It's not official yet, but if Mike Maddux did half as well talking to Theo Epstein and crew as he did with the media after his session with them, I think we have the new manager of the Chicago Cubs.
Maddux was funny and confident after the thorough interview session with the Cubs. That was in stark contrast to the first candidate to go through the process, Pete Mackanin.
He looked like he just fought a 15-round heavyweight boxing match when he was done, mentioning being put through the grinder by them.
Dale Sveum was candidate No. 2. There was so little coverage of his interview that it seems like he was an afterthought, or maybe on the way to Boston, who also interviewed him.
Maddux was a breath of fresh air and would be a great choice to take over the dugout at Wrigley Field.
The fact that he hinted there could be another Maddux joining him sweetens the deal. He mentioned that he and Greg had spoken about the possibility if he got the job.
Mike became a hot commodity after helping the Texas Rangers get to the World Series the past two years with his rejuvenation of their pitching staff.
His very first season, the team ERA dropped from 5.37 to 4.38. He also improved the WHIP from 1.58 to 1.37. Last season those numbers were 3.79 and 1.24, which is incredible considering that the ballpark in Arlington is a hitter's paradise.
He's considered the best pitching coach in baseball by many, and he might have the key to the next big thing in baseball.
Five Rangers pitchers last year started a total of 157 games. It could be luck, or it could be that he has found a way to keep pitchers healthy.
The Rangers apply many methods, including throwing more often between starts and long toss to build up their arm strength.
Pitching and defense win. If he can improve the Cubs pitching, keep them healthy and get the most out of them, they are well on the way to picking up the hardware the new regime is expected to bring to Chicago.
He had previous success with the Milwaukee Brewers as their pitching coach, so he has experience in the Cubs' division and the National League.
Sandy Alomar Jr. is supposed to interview on Friday. After that, there is nobody else scheduled at this time, so the choice may be among this group.
I was hoping Ryne Sandberg would get an interview, but Epstein put the kibosh on that immediately when he said the new manager would have to have major league experience managing or coaching.
That was smart on his part because the outcry for Sandberg would have been overwhelming. He didn't want to put himself in the position where he either had to give him the job, or, for the second year in a row, slam the door in his face.
The last time he searched for a manager, he came away with Terry Francona. Not a bad choice since the Red Sox won two World Series championships with him.
Joe Maddon, current Tampa Rays manager, came in second that time. He is now thought of as maybe the best manager in baseball, so he did a great job narrowing the field with Boston.
There is talk he could be a dark horse candidate for the Cubs job, but he still has a year left on his contract. The Cubs still haven't worked out compensation with the Red Sox for Epstein, so that scenario is unlikely.

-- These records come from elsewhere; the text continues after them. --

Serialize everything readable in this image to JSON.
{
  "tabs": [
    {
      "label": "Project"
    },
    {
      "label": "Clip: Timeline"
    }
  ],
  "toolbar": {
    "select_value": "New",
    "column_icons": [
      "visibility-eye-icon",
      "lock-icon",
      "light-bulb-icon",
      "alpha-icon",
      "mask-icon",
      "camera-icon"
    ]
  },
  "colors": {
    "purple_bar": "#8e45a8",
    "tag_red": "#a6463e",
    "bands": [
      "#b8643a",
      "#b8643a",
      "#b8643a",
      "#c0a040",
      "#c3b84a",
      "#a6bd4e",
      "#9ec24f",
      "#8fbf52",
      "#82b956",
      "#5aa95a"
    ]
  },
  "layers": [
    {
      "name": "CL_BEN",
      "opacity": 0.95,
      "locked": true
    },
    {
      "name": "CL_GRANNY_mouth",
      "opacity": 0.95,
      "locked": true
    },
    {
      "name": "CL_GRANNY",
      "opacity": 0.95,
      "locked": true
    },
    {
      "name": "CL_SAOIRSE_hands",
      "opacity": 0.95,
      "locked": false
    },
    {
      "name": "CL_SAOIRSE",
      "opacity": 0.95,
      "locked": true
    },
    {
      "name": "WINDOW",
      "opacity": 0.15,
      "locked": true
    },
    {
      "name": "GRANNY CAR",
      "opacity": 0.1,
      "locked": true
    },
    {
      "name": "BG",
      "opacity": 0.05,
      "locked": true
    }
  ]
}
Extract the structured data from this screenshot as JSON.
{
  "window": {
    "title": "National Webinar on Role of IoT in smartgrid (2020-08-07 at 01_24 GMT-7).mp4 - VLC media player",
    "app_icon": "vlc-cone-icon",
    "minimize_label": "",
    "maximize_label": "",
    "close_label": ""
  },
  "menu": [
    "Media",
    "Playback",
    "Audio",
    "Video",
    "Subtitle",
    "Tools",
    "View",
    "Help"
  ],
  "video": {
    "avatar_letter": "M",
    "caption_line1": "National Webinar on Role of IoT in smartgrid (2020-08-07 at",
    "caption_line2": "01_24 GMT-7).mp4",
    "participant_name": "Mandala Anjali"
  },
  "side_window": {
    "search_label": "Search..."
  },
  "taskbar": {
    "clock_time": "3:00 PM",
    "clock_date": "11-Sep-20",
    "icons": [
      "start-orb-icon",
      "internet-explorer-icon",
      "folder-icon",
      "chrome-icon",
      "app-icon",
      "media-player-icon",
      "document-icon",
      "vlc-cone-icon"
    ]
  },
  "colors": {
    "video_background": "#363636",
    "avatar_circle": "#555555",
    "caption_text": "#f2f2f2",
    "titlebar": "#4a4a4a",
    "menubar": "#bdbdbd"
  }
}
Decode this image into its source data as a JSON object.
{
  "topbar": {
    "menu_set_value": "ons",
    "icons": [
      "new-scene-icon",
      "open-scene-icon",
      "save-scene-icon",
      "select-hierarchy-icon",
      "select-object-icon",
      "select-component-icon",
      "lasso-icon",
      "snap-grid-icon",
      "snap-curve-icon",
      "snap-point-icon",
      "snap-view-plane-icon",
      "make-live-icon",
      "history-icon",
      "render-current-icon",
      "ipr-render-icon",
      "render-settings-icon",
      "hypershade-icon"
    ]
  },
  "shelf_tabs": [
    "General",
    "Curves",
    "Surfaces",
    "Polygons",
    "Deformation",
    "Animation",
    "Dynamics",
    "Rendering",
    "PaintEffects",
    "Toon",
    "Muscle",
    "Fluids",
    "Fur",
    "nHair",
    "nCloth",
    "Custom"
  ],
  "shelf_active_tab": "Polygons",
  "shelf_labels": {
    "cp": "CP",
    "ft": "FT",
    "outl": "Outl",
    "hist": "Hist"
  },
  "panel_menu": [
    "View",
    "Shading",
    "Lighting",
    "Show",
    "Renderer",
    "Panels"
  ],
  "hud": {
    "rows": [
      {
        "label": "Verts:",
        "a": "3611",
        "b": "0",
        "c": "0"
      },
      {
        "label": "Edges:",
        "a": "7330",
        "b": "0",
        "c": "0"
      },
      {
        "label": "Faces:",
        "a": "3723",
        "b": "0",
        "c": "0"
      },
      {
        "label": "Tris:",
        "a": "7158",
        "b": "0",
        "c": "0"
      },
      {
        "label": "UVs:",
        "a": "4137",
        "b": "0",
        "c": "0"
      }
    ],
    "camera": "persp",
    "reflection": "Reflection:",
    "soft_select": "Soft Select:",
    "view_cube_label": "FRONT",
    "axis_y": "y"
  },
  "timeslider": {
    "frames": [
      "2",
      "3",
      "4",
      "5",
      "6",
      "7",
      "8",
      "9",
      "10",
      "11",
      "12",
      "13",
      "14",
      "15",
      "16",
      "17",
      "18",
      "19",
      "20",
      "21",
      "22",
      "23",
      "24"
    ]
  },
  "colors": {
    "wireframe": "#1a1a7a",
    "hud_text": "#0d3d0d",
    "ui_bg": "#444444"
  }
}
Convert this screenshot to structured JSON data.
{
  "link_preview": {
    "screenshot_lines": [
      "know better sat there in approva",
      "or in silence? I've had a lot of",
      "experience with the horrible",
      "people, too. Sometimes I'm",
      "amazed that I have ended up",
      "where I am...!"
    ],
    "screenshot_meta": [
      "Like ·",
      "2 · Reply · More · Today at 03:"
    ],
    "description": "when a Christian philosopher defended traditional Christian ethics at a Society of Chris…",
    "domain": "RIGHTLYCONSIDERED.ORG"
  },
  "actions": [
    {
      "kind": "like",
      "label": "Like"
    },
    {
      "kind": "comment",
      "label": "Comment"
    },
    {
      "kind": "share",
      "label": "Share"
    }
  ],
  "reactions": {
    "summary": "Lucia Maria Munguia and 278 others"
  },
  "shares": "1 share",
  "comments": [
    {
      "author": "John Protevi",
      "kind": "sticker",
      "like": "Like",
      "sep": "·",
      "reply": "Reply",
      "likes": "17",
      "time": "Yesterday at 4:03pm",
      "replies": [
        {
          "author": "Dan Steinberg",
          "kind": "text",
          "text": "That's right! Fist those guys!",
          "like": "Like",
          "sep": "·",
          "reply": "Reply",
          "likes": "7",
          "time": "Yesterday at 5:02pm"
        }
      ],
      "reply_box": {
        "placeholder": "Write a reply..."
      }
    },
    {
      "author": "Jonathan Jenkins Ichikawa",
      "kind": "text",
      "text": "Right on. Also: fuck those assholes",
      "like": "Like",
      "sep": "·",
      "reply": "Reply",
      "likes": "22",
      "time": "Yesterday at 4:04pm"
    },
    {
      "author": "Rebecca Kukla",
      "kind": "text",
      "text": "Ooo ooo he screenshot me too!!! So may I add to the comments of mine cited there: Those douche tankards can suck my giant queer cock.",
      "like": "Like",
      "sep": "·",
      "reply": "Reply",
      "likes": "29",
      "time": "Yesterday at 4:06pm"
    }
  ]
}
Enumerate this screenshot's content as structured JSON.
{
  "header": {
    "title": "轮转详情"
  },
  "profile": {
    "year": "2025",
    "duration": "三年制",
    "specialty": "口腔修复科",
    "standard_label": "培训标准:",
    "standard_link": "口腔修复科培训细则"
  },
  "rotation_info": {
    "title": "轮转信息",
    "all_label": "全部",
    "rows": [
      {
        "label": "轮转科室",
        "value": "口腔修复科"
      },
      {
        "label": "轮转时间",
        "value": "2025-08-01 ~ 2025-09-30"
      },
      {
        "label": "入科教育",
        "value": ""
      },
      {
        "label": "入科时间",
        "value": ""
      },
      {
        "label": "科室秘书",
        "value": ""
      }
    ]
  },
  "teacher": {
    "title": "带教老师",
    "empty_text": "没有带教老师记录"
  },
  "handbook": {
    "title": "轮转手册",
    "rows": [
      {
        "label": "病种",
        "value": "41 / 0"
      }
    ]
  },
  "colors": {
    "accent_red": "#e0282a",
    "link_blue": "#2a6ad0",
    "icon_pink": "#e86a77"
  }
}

Francona has also been mentioned as a possibility, but it seems Epstein doesn't necessarily want to get the whole gang back together.
We should know something early next week if not sooner. I think Mike Maddux is the best choice for the job.
If things go as well for him as they did in Boston for Francona, his jersey might join his brother Greg's hanging from the foul pole in Wrigley.